Evan Gershkovich was detained in the Ural Mountains city of Yekaterinburg on suspicion of “espionage in the interests of the American government,” the Federal Security Service (FSB) said in a statement, which was reported by state media.
The FSB accused Gershkovich of collecting “information constituting a state secret about the activities of one of the enterprises of the Russian military-industrial complex.”
The Journal denied the charges.
The FSB provided no evidence or further details on when Gershkovich was detained. He was later taken to the Lefortovo court in Moscow and formally arrested. The court quickly ordered Gershkovich’s initial detention until May 29, according to the official Telegram channel of the capital’s courts.
He denied his guilt, according to the TASS state news agency. If convicted, he could face up to 20 years in prison.
Gershkovich is the first journalist from an American outlet to be arrested on espionage charges in Russia since the Cold War. The charges come at a time of bitter tensions between Washington and Moscow over the war in Ukraine, and as the Kremlin cracks down on free speech at home.
“We are not talking about suspicions, but about the fact that he was detained red-handed,” Kremlin spokesman Dimtry Peskov said at a news briefing, adding that the arrest was up to the FSB.
The Journal said in a statement that it “vehemently denies the allegations from the FSB and seeks the immediate release of our trusted and dedicated reporter.” It added: “We stand in solidarity with Evan and his family.”
U.S. officials have been in touch with the Journal, a senior Biden administration official said.
Secretary of State Antony Blinken said in a statement that he was “deeply concerned over Russia’s widely-reported detention of a U.S. citizen journalist.”
“In the strongest possible terms, we condemn the Kremlin’s continued attempts to intimidate, repress, and punish journalists and civil society voices,” he said.
State Department comments on American WSJ reporter's being arrested
Gershkovich covers Russia, Ukraine and the former Soviet Union for the Journal.
He was previously a reporter for Agence France-Presse and the Moscow Times and a news assistant at The New York Times, according to his author page on the Journal’s website.
Gershkovich, 31, speaks Russian.

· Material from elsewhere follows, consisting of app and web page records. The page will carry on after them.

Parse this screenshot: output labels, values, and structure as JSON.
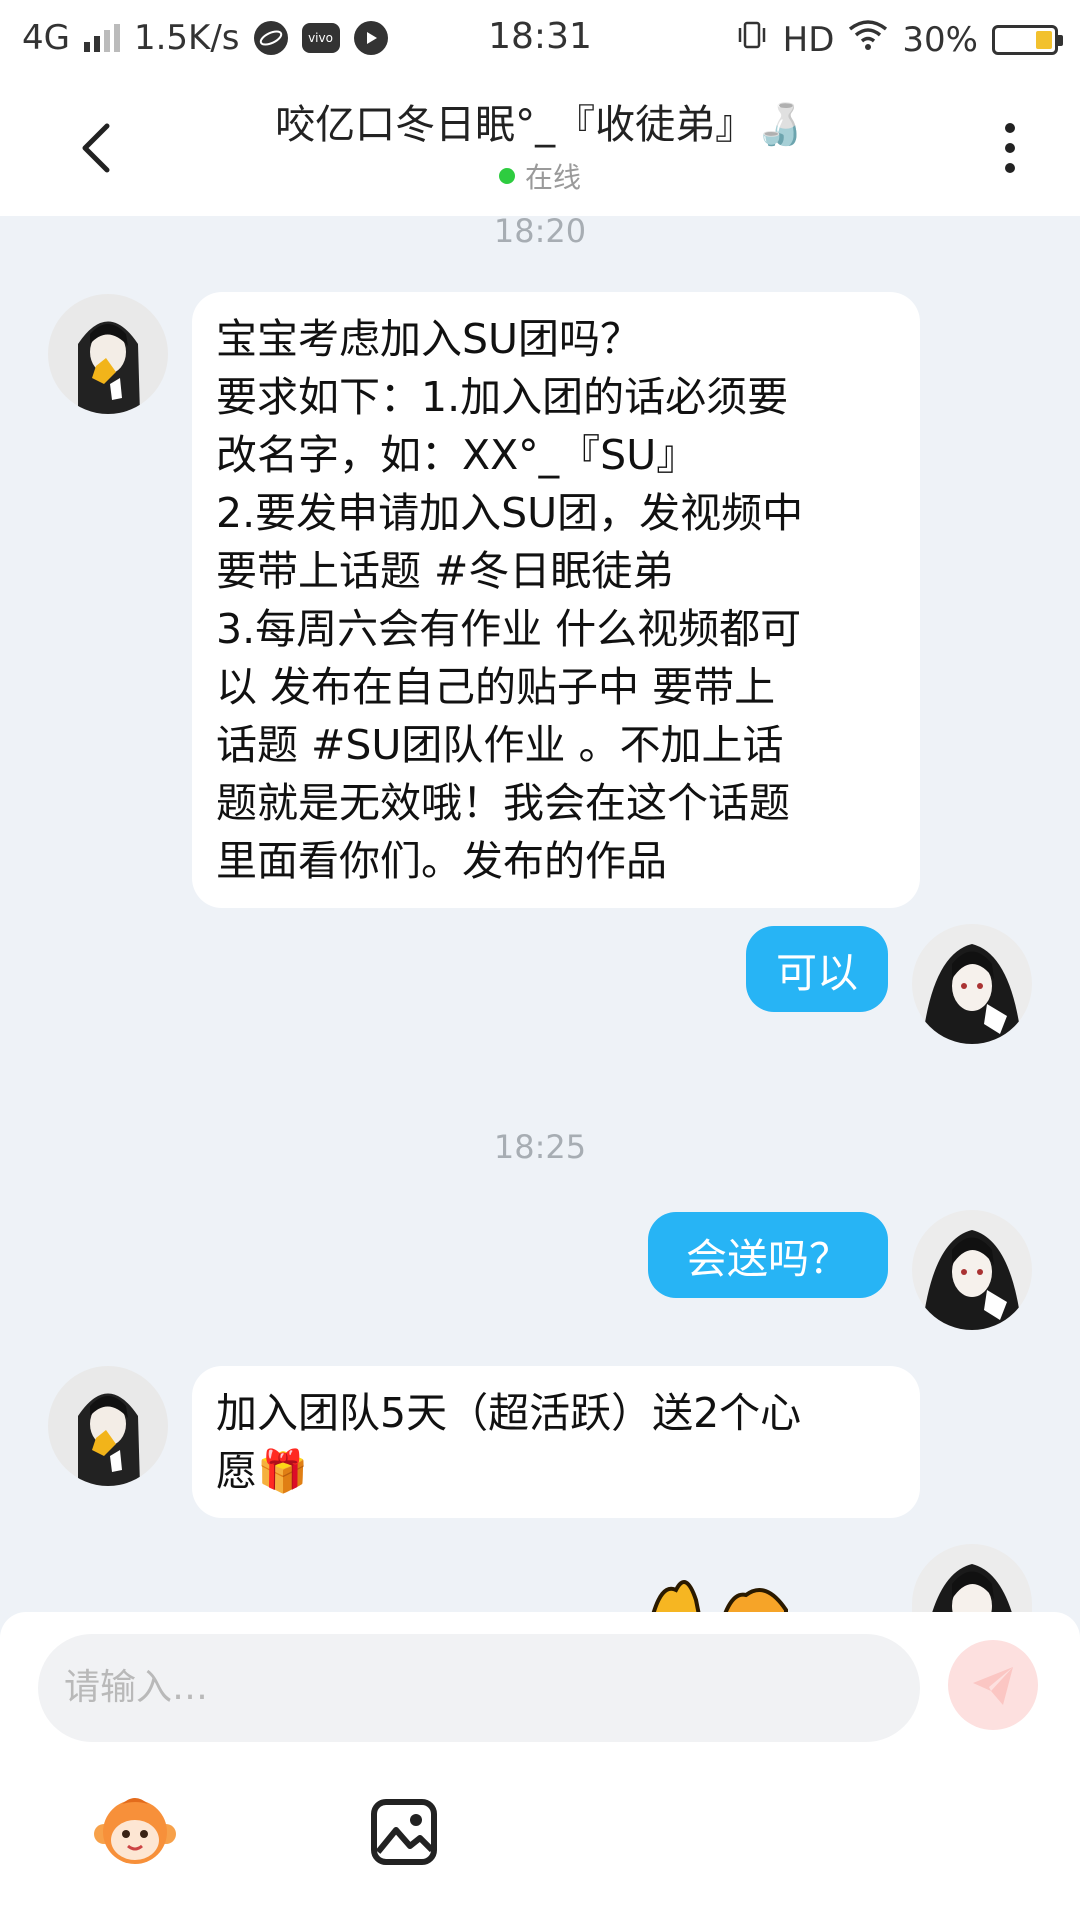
{
  "status_bar": {
    "network": "4G",
    "speed": "1.5K/s",
    "time": "18:31",
    "hd": "HD",
    "battery": "30%",
    "battery_level": 0.3
  },
  "header": {
    "title": "咬亿口冬日眠°_『收徒弟』🍶",
    "status": "在线"
  },
  "messages": [
    {
      "type": "timestamp",
      "text": "18:20"
    },
    {
      "type": "incoming",
      "lines": [
        "宝宝考虑加入SU团吗？",
        "要求如下：1.加入团的话必须要",
        "改名字，如：XX°_『SU』",
        "2.要发申请加入SU团，发视频中",
        "要带上话题 #冬日眠徒弟",
        "3.每周六会有作业 什么视频都可",
        "以 发布在自己的贴子中 要带上",
        "话题 #SU团队作业 。不加上话",
        "题就是无效哦！我会在这个话题",
        "里面看你们。发布的作品"
      ]
    },
    {
      "type": "outgoing",
      "text": "可以"
    },
    {
      "type": "timestamp",
      "text": "18:25"
    },
    {
      "type": "outgoing",
      "text": "会送吗？"
    },
    {
      "type": "incoming",
      "lines": [
        "加入团队5天（超活跃）送2个心",
        "愿🎁"
      ]
    }
  ],
  "composer": {
    "placeholder": "请输入…"
  },
  "colors": {
    "outgoing_bubble": "#27b4f5",
    "send_button": "#fde0df",
    "online_dot": "#2ecc40",
    "background": "#eef2f7"
  }
}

His parents live in the United States and are originally from the former Soviet Union.
His most recent article was published Tuesday and co-bylined, with the headline: “Russia’s Economy Is Starting to Come Undone.”
The FSB noted that he had accreditation from the Russian Foreign Ministry to work as a journalist, but ministry spokeswoman Maria Zakharova said Gershkovich was using his journalistic credentials as a cover for “activities that have nothing to do with journalism.”
His arrest comes amid high tensions between Moscow and Washington over Russia’s invasion of Ukraine.
It also comes following the high-profile prisoner swap involving WNBA star Brittney Griner.
Griner was released from a Russian penal colony in December in exchange for arms dealer Viktor Bout after she pleaded guilty to having vape canisters with cannabis oil in her luggage, but said she had no criminal intent.
There had been hopes that Paul Whelan — a U.S. corporate security executive jailed in Russia on espionage charges — might be included in the exchange, but he remains imprisoned.
Russian Deputy Foreign Minister Sergei Ryabkov ruled out any quick swap involving Gershkovich.
“I wouldn’t even consider this issue now because people who were previously swapped had already served their sentences,” Ryabkov said, according to Russian news agencies.
In recent years, Russian President Vladimir Putin has overseen the largest crackdown on the free press and political dissent since the Soviet era.
That intensified after his full-scale invasion of Ukraine, with Russia adopting strict laws that prohibit criticism of the military, leading many journalists to flee the country.
“Let’s wait to see what the FSB specifically presents, but it appears that they have taken a hostage,” said Tatiana Stanovaya, a nonresident scholar at the Carnegie Endowment for International Peace and the founder and head of the political analysis firm R.Politik.
“This undoubtedly brings Russia and the United States’ relationship to a new level of confrontation,” she added.